### The problem
Whenever a line in the data below includes the string "password", copy it out.

** Source material follows **

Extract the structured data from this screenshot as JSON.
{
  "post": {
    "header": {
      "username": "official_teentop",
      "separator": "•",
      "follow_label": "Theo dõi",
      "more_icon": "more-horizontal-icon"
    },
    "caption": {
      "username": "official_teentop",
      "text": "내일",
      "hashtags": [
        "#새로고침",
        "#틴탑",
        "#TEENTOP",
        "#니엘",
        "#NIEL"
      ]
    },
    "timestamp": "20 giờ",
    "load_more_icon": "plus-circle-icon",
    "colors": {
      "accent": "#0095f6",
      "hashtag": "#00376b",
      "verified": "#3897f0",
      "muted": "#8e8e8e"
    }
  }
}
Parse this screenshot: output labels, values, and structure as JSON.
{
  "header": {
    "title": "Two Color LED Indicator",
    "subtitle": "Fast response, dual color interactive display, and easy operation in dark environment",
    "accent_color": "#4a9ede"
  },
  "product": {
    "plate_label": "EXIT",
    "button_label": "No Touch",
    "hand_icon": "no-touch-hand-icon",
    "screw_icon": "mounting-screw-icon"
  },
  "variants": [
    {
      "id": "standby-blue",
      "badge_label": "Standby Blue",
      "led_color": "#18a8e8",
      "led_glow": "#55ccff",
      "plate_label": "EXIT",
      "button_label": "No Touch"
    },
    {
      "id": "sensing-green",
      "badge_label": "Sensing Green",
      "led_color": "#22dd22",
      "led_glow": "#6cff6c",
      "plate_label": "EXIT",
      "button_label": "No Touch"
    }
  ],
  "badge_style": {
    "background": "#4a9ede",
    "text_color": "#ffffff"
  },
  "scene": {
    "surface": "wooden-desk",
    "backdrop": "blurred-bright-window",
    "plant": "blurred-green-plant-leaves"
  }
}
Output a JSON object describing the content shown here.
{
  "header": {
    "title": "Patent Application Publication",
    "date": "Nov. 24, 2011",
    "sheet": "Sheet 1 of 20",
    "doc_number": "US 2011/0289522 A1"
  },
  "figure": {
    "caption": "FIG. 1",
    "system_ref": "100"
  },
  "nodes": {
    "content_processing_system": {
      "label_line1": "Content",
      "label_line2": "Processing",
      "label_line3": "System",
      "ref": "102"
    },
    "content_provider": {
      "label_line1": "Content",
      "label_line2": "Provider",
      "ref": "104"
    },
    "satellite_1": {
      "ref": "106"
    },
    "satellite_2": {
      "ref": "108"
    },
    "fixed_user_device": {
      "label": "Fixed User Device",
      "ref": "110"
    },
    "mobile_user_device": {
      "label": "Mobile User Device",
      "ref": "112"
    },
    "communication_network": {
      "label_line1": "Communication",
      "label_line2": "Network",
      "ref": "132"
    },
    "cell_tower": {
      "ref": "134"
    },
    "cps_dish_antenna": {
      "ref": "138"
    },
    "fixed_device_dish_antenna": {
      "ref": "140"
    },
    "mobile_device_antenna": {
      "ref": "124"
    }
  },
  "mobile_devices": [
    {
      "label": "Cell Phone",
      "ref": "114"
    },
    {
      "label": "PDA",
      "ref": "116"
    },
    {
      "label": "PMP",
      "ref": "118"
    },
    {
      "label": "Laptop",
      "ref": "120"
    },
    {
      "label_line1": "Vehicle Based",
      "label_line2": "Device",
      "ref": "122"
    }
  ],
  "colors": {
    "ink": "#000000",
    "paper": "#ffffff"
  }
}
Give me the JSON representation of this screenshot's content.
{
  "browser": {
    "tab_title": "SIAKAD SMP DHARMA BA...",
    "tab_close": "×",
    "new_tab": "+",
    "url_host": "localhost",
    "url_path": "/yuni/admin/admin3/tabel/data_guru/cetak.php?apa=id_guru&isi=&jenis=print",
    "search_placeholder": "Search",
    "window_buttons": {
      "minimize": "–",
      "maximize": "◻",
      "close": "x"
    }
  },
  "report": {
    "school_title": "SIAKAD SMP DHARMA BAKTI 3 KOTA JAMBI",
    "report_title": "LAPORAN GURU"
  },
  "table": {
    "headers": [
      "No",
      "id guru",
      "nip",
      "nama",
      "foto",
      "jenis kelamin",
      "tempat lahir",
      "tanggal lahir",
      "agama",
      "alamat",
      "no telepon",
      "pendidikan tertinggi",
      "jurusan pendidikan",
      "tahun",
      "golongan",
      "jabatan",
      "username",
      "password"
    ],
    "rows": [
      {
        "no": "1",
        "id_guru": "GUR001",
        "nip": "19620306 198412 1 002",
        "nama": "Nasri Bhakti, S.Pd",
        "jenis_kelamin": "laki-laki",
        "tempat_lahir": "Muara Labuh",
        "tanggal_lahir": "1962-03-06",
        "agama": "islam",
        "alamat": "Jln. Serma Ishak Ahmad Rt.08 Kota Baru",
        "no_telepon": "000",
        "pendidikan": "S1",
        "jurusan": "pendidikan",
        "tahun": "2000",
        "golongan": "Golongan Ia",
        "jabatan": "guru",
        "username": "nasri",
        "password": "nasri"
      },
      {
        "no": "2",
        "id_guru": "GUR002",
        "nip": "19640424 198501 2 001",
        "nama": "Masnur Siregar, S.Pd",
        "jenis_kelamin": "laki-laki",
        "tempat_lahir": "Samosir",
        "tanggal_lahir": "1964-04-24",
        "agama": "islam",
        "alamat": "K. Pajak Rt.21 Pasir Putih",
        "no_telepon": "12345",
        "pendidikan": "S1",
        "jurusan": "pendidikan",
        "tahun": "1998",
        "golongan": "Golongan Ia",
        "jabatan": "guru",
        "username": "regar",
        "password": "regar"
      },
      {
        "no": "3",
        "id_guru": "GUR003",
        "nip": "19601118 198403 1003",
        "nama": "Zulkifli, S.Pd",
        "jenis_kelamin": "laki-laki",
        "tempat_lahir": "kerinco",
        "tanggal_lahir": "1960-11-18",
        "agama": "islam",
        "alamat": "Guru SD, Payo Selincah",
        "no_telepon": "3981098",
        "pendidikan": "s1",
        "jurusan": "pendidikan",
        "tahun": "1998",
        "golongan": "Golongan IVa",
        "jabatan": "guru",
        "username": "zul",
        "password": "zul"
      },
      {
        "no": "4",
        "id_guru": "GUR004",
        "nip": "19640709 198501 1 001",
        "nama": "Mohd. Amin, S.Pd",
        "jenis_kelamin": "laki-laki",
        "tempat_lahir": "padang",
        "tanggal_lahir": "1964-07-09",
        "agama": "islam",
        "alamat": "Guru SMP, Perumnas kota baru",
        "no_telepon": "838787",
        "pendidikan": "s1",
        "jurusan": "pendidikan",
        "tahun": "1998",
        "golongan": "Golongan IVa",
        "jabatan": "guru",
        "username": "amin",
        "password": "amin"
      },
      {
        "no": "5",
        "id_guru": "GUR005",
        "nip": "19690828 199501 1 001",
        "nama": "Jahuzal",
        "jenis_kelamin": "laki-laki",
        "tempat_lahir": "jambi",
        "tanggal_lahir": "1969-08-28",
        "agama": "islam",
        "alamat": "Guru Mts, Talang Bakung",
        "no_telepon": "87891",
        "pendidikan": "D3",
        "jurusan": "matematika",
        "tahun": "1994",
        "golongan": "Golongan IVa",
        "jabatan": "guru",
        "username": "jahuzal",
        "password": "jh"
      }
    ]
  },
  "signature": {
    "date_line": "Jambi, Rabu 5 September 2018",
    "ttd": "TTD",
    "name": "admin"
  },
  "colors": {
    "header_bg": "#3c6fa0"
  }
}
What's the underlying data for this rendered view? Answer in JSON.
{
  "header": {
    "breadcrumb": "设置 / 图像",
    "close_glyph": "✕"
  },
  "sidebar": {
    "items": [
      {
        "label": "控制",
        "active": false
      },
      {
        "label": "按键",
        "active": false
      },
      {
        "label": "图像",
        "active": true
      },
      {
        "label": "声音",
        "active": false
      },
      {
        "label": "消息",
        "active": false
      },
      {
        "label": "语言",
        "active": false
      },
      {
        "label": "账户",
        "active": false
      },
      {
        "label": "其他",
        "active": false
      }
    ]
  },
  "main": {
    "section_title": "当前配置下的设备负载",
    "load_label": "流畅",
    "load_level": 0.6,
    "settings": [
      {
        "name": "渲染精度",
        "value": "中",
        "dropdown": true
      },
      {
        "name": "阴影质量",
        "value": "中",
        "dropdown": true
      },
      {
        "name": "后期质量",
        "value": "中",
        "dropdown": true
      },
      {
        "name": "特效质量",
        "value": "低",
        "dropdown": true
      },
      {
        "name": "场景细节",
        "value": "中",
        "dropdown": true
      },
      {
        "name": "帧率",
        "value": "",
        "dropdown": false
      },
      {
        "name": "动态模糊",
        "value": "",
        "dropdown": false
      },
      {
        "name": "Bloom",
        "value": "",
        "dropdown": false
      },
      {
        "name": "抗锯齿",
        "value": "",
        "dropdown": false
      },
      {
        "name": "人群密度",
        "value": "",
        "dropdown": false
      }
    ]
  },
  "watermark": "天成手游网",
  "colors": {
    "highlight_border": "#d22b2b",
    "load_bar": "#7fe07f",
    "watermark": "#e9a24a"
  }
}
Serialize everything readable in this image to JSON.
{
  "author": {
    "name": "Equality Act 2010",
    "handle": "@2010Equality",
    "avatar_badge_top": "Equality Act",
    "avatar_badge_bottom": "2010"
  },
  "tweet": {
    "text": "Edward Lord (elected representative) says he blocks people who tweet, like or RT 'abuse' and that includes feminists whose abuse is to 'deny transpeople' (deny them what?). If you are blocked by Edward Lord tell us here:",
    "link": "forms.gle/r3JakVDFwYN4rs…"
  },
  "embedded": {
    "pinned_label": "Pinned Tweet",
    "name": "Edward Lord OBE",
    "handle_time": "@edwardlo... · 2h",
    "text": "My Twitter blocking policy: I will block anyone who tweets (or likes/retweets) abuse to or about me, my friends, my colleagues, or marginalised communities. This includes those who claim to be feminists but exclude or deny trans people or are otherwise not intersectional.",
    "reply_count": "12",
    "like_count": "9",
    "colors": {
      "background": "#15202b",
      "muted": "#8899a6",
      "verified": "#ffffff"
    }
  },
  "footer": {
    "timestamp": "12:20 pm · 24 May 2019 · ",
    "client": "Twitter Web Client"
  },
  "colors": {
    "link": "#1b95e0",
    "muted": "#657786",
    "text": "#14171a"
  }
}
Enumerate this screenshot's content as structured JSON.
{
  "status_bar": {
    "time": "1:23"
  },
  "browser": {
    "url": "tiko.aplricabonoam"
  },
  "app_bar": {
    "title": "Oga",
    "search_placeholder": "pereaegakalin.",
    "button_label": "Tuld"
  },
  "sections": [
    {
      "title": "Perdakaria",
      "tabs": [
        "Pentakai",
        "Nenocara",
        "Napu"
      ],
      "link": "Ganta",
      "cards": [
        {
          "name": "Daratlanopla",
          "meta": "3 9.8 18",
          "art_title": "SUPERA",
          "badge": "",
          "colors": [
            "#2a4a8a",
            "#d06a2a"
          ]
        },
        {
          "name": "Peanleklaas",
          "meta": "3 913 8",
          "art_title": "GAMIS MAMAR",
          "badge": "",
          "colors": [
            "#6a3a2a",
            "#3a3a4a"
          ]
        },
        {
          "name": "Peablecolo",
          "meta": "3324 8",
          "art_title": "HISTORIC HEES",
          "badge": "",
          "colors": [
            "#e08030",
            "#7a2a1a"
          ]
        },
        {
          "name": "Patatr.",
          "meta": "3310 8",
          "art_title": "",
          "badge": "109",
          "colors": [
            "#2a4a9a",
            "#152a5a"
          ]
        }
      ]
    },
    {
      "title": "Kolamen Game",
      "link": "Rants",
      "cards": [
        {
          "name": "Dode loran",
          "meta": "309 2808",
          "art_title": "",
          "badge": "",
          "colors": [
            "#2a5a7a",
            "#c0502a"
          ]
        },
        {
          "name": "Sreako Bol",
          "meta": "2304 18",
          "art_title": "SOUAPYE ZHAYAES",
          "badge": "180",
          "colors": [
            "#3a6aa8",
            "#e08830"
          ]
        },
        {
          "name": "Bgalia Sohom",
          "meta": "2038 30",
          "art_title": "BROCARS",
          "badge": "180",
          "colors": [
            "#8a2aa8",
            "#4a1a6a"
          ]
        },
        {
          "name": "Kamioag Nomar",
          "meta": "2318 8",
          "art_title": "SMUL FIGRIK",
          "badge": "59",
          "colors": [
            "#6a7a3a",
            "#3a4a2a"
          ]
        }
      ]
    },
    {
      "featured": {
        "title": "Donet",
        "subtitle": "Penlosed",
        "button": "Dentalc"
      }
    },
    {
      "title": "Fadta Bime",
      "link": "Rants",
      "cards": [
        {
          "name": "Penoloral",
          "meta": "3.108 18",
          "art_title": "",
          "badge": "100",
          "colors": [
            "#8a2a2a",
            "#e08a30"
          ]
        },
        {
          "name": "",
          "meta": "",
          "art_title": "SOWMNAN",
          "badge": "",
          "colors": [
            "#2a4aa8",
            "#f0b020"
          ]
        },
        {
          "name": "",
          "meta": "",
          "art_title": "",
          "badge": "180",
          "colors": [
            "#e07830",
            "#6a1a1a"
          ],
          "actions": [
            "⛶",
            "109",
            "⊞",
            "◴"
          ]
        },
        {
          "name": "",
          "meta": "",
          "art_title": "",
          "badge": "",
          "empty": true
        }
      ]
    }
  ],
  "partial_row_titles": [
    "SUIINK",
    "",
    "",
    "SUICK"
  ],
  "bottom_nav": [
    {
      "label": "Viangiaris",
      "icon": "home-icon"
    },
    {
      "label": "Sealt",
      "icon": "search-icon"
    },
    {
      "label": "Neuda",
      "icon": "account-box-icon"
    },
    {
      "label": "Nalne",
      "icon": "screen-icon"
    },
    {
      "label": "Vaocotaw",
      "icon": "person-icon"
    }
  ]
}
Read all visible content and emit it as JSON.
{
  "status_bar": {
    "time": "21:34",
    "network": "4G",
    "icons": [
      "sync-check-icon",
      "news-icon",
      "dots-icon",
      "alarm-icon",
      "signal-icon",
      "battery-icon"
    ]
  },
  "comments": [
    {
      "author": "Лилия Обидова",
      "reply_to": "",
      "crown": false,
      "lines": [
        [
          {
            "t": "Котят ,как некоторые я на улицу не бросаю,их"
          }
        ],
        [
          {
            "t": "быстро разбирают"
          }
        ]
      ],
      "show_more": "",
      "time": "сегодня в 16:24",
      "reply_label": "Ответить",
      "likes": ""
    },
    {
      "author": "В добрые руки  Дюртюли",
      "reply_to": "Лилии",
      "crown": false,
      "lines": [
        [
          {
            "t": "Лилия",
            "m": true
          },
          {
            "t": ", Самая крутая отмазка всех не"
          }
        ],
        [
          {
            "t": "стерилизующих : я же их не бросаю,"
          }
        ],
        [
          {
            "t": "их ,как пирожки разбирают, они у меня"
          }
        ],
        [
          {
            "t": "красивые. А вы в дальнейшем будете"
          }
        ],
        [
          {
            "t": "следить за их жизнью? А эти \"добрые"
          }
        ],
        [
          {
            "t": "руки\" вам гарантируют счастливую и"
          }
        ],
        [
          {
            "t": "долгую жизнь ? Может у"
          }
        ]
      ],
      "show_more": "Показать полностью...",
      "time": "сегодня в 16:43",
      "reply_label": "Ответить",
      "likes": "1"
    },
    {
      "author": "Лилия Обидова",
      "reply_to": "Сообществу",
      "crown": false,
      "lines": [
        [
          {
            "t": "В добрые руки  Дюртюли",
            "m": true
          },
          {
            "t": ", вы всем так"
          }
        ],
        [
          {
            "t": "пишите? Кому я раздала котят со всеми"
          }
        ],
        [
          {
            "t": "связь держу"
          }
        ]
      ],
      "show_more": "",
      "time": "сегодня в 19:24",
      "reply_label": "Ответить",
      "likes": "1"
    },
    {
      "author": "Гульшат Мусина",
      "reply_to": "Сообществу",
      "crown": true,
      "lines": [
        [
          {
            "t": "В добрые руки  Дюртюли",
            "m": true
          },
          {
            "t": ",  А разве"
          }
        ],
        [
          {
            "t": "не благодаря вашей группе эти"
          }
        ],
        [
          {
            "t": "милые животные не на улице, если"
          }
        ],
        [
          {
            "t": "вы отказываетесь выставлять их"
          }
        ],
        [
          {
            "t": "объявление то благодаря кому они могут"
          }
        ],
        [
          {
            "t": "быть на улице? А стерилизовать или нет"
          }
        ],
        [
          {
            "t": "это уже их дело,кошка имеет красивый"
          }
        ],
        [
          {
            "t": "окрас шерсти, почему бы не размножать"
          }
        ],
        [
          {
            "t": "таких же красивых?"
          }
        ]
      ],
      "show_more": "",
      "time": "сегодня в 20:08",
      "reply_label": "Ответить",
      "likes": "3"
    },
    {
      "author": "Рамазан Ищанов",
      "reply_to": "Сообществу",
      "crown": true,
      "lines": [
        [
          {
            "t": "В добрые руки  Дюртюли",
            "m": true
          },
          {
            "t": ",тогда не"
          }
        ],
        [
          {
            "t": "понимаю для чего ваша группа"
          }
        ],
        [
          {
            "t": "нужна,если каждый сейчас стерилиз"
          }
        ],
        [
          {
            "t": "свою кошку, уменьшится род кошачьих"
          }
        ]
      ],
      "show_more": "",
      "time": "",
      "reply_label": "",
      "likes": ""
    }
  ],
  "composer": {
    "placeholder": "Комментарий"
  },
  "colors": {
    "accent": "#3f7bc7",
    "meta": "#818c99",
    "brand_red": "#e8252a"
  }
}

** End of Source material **

### Completed exercise
      "password"
        "password": "nasri"
        "password": "regar"
        "password": "zul"
        "password": "amin"
        "password": "jh"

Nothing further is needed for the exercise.